[Activity] Within the data below, find the string "JSON" and return each line where it occurs.

(Collected data entries)

****************************************

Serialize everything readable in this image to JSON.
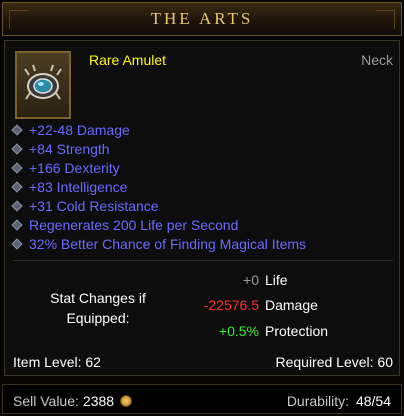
{
  "header": {
    "title": "THE ARTS"
  },
  "item": {
    "name": "Rare Amulet",
    "slot": "Neck",
    "icon": "amulet-icon",
    "name_color": "#ffff00"
  },
  "affixes": [
    "+22-48 Damage",
    "+84 Strength",
    "+166 Dexterity",
    "+83 Intelligence",
    "+31 Cold Resistance",
    "Regenerates 200 Life per Second",
    "32% Better Chance of Finding Magical Items"
  ],
  "stat_changes": {
    "title": "Stat Changes if Equipped:",
    "rows": [
      {
        "value": "+0",
        "name": "Life",
        "color": "#9a9a9a"
      },
      {
        "value": "-22576.5",
        "name": "Damage",
        "color": "#ff3030"
      },
      {
        "value": "+0.5%",
        "name": "Protection",
        "color": "#33ee33"
      }
    ]
  },
  "levels": {
    "item_level": "Item Level: 62",
    "required_level": "Required Level: 60"
  },
  "footer": {
    "sell_label": "Sell Value:",
    "sell_value": "2388",
    "durability_label": "Durability:",
    "durability_value": "48/54"
  }
}
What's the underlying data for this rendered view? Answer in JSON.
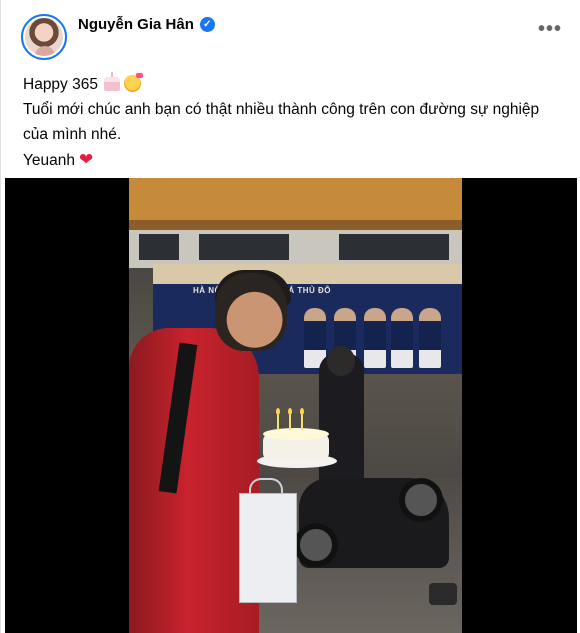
{
  "post": {
    "author": "Nguyễn Gia Hân",
    "verified_label": "✓",
    "more_label": "•••",
    "lines": [
      "Happy 365",
      "Tuổi mới chúc anh bạn có thật nhiều thành công trên con đường sự nghiệp của mình nhé.",
      "Yeuanh"
    ],
    "heart": "❤"
  },
  "media": {
    "banner_text": "HÀ NỘI ... ẢO BÓNG ĐÁ THỦ ĐÔ"
  },
  "colors": {
    "accent": "#1877f2",
    "text": "#050505",
    "heart": "#e41e3f"
  },
  "icons": [
    "verified-badge-icon",
    "more-options-icon",
    "cake-emoji-icon",
    "smiling-face-emoji-icon",
    "heart-emoji-icon"
  ]
}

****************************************

[Response for this exercise]
Serialize everything readable in this image to JSON.
What's the underlying data for this rendered view? Answer in JSON.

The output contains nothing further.